“Everything you’ve ever wanted is on the other side of fear.” – George Adair
The other night our iPad fell on the ground. My kids and I were getting in the car after visiting my brother and his wife. My brother folded the stroller and the iPad that my 6-year-old daughter always uses fell out of the pocket and landed on its corner. We picked it up and went on our way but as we drove, my daughter discovered that the power button had been slightly crimped down by the fall and so all the iPad would do was show the Apple icon and then go black over and over again.
This iPad is her favorite thing in the world. It represents her agency in the world to discover things that other 6-year-olds are doing. It has her books, videos and games so it is also her main source of entertainment. That iPad holds a lot of power and possibility in one sleek package.
She started wailing in the backseat that it was broken. I calmly said, “Don’t worry, I’ll take a look at it when we get home. We’ll try to fix it.” And she wailed back, “We can’t try. It won’t work.”
What?? We fix things all the time. This was the little girl that just an hour before had confidently stood up on a paddle board and was paddling it by herself on Lake Union. And then she was jumping off the paddle board over and over into the lake to swim around with not a worry in the world.
And now she was saying we couldn’t even try. That all was lost. Everything was broken and would stay broken. This wasn’t normal or rational, this was fear.
It struck me that confidence can’t show up when fear is running the show. So in my ongoing inquiry into confidence, I went digging in to get some perspective into this.

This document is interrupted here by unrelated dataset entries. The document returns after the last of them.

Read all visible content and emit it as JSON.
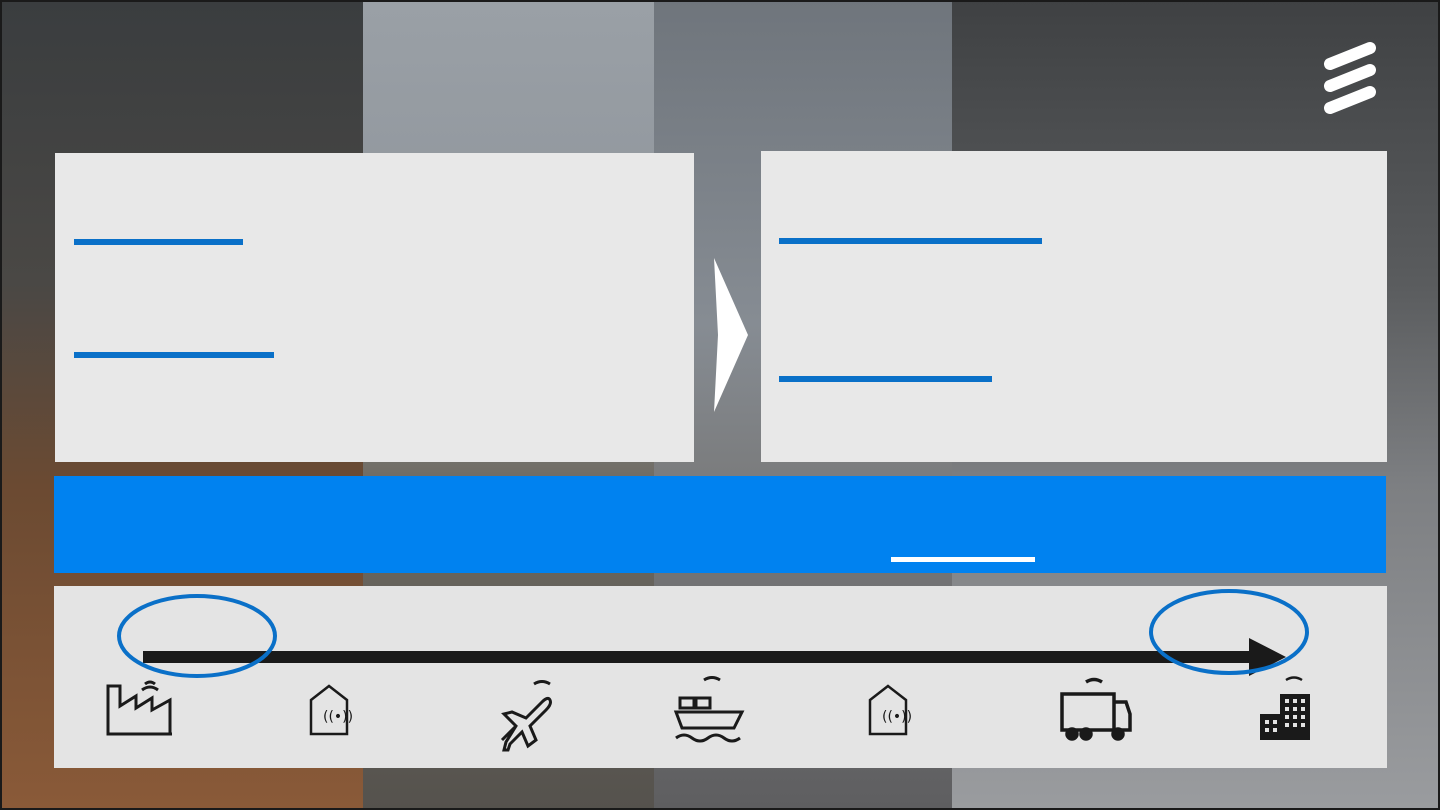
{
  "slide": {
    "background_photos": [
      "port-cranes",
      "building",
      "train-station",
      "airport-hangar"
    ],
    "accent_color": "#0082f0",
    "underline_color": "#0a70c8"
  },
  "logo": {
    "icon": "ericsson-logo-icon",
    "color": "#ffffff"
  },
  "left_panel": {
    "underlines": 2
  },
  "right_panel": {
    "underlines": 2
  },
  "banner": {
    "color": "#0082f0"
  },
  "timeline": {
    "icons": [
      "factory-icon",
      "warehouse-icon",
      "airplane-icon",
      "ship-icon",
      "warehouse-icon",
      "truck-icon",
      "building-icon"
    ],
    "highlight_color": "#0a70c8"
  }
}
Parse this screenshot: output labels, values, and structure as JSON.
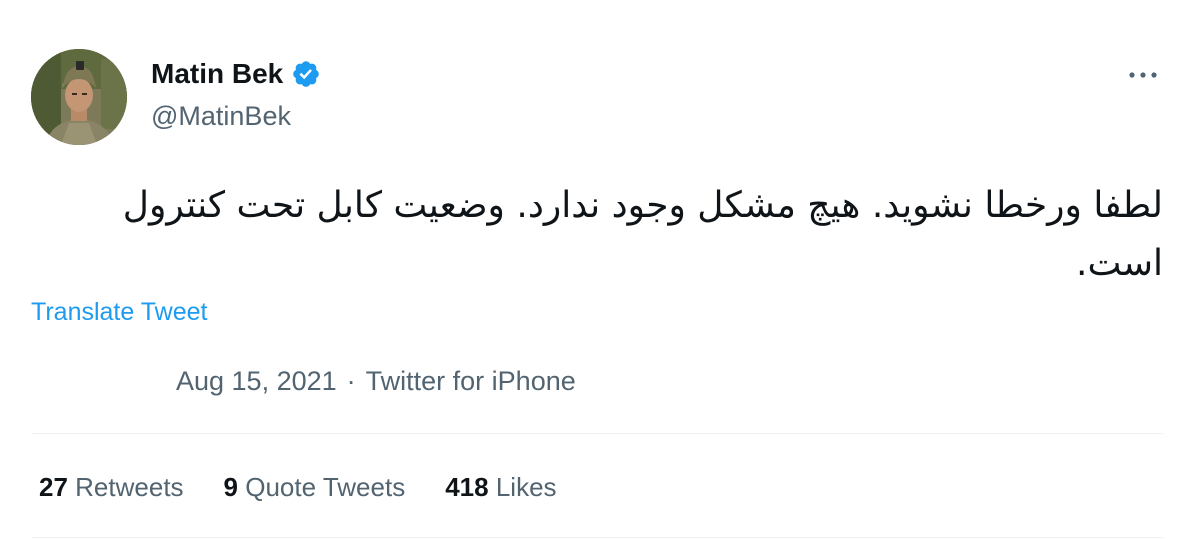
{
  "user": {
    "display_name": "Matin Bek",
    "handle": "@MatinBek",
    "verified": true
  },
  "tweet": {
    "text": "لطفا ورخطا نشوید. هیچ مشکل وجود ندارد. وضعیت کابل تحت کنترول است.",
    "translate_label": "Translate Tweet",
    "date": "Aug 15, 2021",
    "separator": "·",
    "source": "Twitter for iPhone"
  },
  "stats": {
    "retweets": {
      "count": "27",
      "label": "Retweets"
    },
    "quotes": {
      "count": "9",
      "label": "Quote Tweets"
    },
    "likes": {
      "count": "418",
      "label": "Likes"
    }
  },
  "colors": {
    "accent": "#1d9bf0",
    "secondary_text": "#536471",
    "primary_text": "#0f1419",
    "divider": "#eff3f4"
  },
  "icons": {
    "verified": "verified-badge-icon",
    "more": "more-options-icon"
  }
}
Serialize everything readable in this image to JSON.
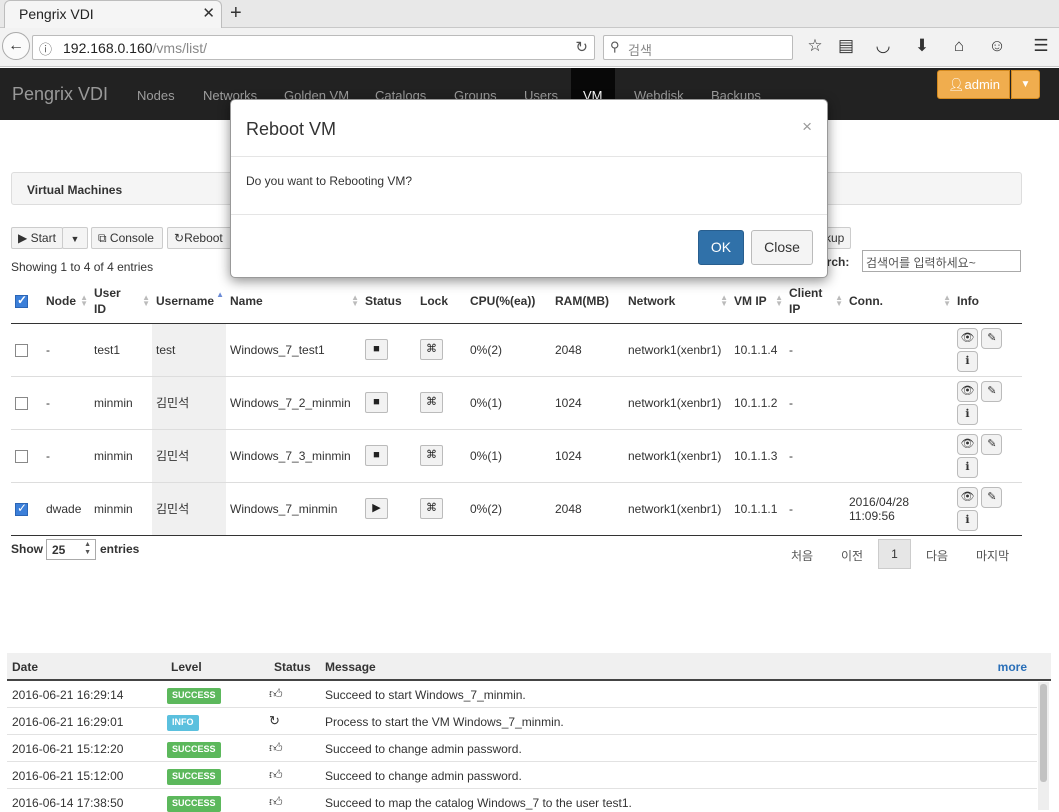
{
  "browser": {
    "tab_title": "Pengrix VDI",
    "url_host": "192.168.0.160",
    "url_path": "/vms/list/",
    "search_placeholder": "검색"
  },
  "app": {
    "brand": "Pengrix VDI",
    "nav": [
      "Nodes",
      "Networks",
      "Golden VM",
      "Catalogs",
      "Groups",
      "Users",
      "VM",
      "Webdisk",
      "Backups"
    ],
    "active_nav": "VM",
    "user": "admin",
    "accent_color": "#f0ad4e"
  },
  "panel": {
    "title": "Virtual Machines"
  },
  "toolbar": {
    "start": "Start",
    "console": "Console",
    "reboot": "Reboot",
    "backup_partial": "kup"
  },
  "table": {
    "showing": "Showing 1 to 4 of 4 entries",
    "search_label": "arch:",
    "search_placeholder": "검색어를 입력하세요~",
    "headers": {
      "node": "Node",
      "userid": "User ID",
      "username": "Username",
      "name": "Name",
      "status": "Status",
      "lock": "Lock",
      "cpu": "CPU(%(ea))",
      "ram": "RAM(MB)",
      "network": "Network",
      "vmip": "VM IP",
      "clientip": "Client IP",
      "conn": "Conn.",
      "info": "Info"
    },
    "rows": [
      {
        "node": "-",
        "userid": "test1",
        "username": "test",
        "name": "Windows_7_test1",
        "cpu": "0%(2)",
        "ram": "2048",
        "network": "network1(xenbr1)",
        "vmip": "10.1.1.4",
        "clientip": "-",
        "conn": ""
      },
      {
        "node": "-",
        "userid": "minmin",
        "username": "김민석",
        "name": "Windows_7_2_minmin",
        "cpu": "0%(1)",
        "ram": "1024",
        "network": "network1(xenbr1)",
        "vmip": "10.1.1.2",
        "clientip": "-",
        "conn": ""
      },
      {
        "node": "-",
        "userid": "minmin",
        "username": "김민석",
        "name": "Windows_7_3_minmin",
        "cpu": "0%(1)",
        "ram": "1024",
        "network": "network1(xenbr1)",
        "vmip": "10.1.1.3",
        "clientip": "-",
        "conn": ""
      },
      {
        "node": "dwade",
        "userid": "minmin",
        "username": "김민석",
        "name": "Windows_7_minmin",
        "cpu": "0%(2)",
        "ram": "2048",
        "network": "network1(xenbr1)",
        "vmip": "10.1.1.1",
        "clientip": "-",
        "conn_date": "2016/04/28",
        "conn_time": "11:09:56"
      }
    ],
    "show_label": "Show",
    "page_size": "25",
    "entries_label": "entries",
    "pagination": {
      "first": "처음",
      "prev": "이전",
      "current": "1",
      "next": "다음",
      "last": "마지막"
    }
  },
  "log": {
    "headers": {
      "date": "Date",
      "level": "Level",
      "status": "Status",
      "message": "Message",
      "more": "more"
    },
    "rows": [
      {
        "date": "2016-06-21 16:29:14",
        "level": "SUCCESS",
        "message": "Succeed to start Windows_7_minmin."
      },
      {
        "date": "2016-06-21 16:29:01",
        "level": "INFO",
        "message": "Process to start the VM Windows_7_minmin."
      },
      {
        "date": "2016-06-21 15:12:20",
        "level": "SUCCESS",
        "message": "Succeed to change admin password."
      },
      {
        "date": "2016-06-21 15:12:00",
        "level": "SUCCESS",
        "message": "Succeed to change admin password."
      },
      {
        "date": "2016-06-14 17:38:50",
        "level": "SUCCESS",
        "message": "Succeed to map the catalog Windows_7 to the user test1."
      }
    ]
  },
  "modal": {
    "title": "Reboot VM",
    "body": "Do you want to Rebooting VM?",
    "ok": "OK",
    "close": "Close"
  }
}
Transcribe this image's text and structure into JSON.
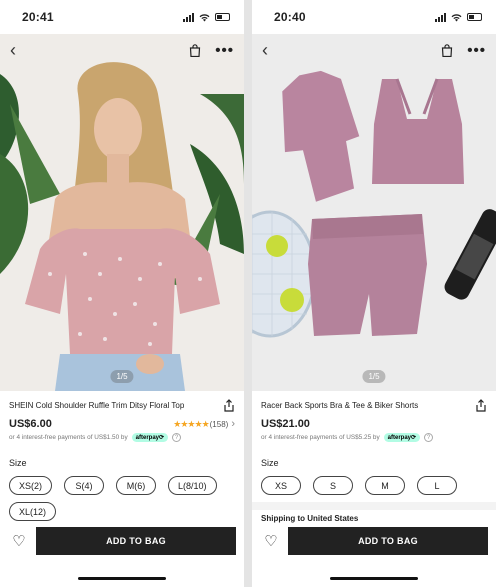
{
  "left": {
    "status": {
      "time": "20:41"
    },
    "pager": "1/5",
    "product": {
      "title": "SHEIN Cold Shoulder Ruffle Trim Ditsy Floral Top",
      "price": "US$6.00",
      "rating_stars": "★★★★★",
      "rating_count": "(158)",
      "afterpay_text": "or 4 interest-free payments of US$1.50 by",
      "afterpay_badge": "afterpay⟳"
    },
    "size_label": "Size",
    "sizes": [
      "XS(2)",
      "S(4)",
      "M(6)",
      "L(8/10)",
      "XL(12)"
    ],
    "add_to_bag": "ADD TO BAG"
  },
  "right": {
    "status": {
      "time": "20:40"
    },
    "pager": "1/5",
    "product": {
      "title": "Racer Back Sports Bra & Tee & Biker Shorts",
      "price": "US$21.00",
      "afterpay_text": "or 4 interest-free payments of US$5.25 by",
      "afterpay_badge": "afterpay⟳"
    },
    "size_label": "Size",
    "sizes": [
      "XS",
      "S",
      "M",
      "L"
    ],
    "shipping_label": "Shipping to United States",
    "add_to_bag": "ADD TO BAG"
  },
  "icons": {
    "back": "‹",
    "bag": "bag-icon",
    "more": "•••",
    "share": "share-icon",
    "heart": "♡",
    "rating_chevron": "›",
    "help": "?"
  },
  "colors": {
    "afterpay_badge_bg": "#b2fce4",
    "star": "#f5a623",
    "button": "#222222"
  }
}
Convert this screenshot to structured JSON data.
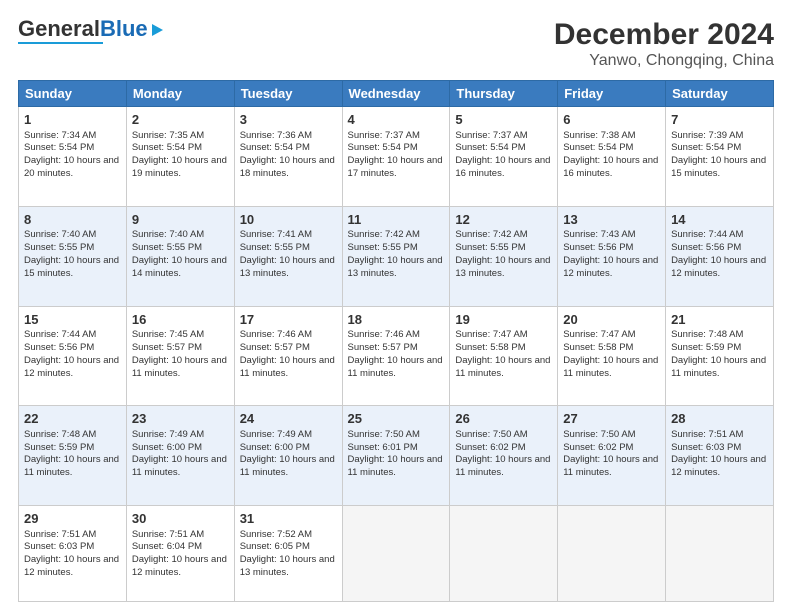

In their book The Confidence Code, authors Katty Kay and Claire Shipman distill the definition of confidence from all their sources of research and erudition into “Confidence is the stuff that turns thoughts into action.” They also describe the other positive attributes that often go hand in hand with confidence, what they label as the confidence cousins: self-esteem, optimism, self-compassion, and self-efficacy. But all of these things, confidence and the cousins that work to create belief that you can make something happen, are part of our rational/thinking brain.
Neuropsychiatrist Dan Siegel and parenting expert Tina Payne Bryson have great illustrations in their book The Whole-Brained Child that illustrate how fear is a downstairs (limbic) brain function and that when we flip our lids, we temporarily lose access to the upstairs brain that supports thinking. The downstairs brain that provides quick reaction so when we are in critical moments of fight of flight doesn’t stop to think about it.
So in our moments of fear we lose, maybe just momentarily, access to the stuff that creates confidence until we move though it. This brought to mind for me of one of the rapid fire questions Brené Brown often asks her guests on her podcast Unlocking Us: “You are called to be very brave but your fear is real and you can feel it in your throat, what is the very first thing do you do?” And the answers from her guests are things like:
- Oprah: “Take a deep breath. Remind myself to breathe.”
- Dr. Angus Fletcher: “I think of the bravest person I know who happens to be my son who is much, much braver than me.”
- Dr. Julie Gottman: “Put my hand on my heart.”
Coming back to my daughter in the car I asked her if what she was saying was because she was afraid of losing her iPad. She said she guessed it was. And owning that, we then could reason through the fact that the only sure outcome was the one if we didn’t try. If we did nothing, the iPad would stay broken. So we had nothing to lose by trying.
Sure enough, we got home, fiddled with the button and it came back to life. The button is a little tricky now but our confidence is restored. We could try – and it worked. As the quote for this post says, and it is one of my all-time favorite quotes because it has gotten me through many barriers of my own making, “Everything you’ve always wanted is on the other side of fear.”
This is my second post delving into confidence. I Can was the first.
(featured photo from Pexels)